___ EXCERPTED RECORDS ___

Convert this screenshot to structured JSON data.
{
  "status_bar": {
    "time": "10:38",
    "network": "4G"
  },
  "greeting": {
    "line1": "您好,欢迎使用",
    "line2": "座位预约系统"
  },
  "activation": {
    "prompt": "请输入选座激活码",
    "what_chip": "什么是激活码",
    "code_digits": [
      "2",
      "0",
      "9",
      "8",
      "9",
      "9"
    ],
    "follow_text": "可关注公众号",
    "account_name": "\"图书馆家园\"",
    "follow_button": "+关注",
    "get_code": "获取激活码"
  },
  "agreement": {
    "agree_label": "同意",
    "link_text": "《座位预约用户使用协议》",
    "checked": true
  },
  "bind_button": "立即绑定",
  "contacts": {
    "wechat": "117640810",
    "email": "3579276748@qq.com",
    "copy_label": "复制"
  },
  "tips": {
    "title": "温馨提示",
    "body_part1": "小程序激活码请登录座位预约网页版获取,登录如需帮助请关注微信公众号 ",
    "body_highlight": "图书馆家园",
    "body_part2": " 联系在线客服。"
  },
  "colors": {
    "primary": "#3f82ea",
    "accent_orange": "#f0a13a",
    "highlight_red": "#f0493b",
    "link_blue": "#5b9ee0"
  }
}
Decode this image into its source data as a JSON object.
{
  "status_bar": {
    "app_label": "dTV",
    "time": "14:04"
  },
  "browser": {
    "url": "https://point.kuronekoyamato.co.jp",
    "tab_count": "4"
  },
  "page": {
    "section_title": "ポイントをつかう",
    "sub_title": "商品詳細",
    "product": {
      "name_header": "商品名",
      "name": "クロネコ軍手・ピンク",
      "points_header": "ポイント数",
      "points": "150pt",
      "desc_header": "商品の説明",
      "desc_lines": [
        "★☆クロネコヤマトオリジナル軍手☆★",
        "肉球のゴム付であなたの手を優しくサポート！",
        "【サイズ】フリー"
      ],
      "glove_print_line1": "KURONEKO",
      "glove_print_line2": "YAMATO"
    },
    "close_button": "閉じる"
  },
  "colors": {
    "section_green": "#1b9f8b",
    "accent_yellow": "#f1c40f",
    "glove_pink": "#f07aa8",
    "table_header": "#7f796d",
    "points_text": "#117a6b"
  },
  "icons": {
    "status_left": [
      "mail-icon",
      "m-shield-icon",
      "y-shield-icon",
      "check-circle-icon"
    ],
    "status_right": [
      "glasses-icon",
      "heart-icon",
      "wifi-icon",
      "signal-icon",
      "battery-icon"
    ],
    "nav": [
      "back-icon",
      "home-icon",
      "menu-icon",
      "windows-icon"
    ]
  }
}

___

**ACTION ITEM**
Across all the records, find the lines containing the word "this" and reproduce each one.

**TASK SOLUTION**
Convert this screenshot to structured JSON data.
Decode this image into its source data as a JSON object.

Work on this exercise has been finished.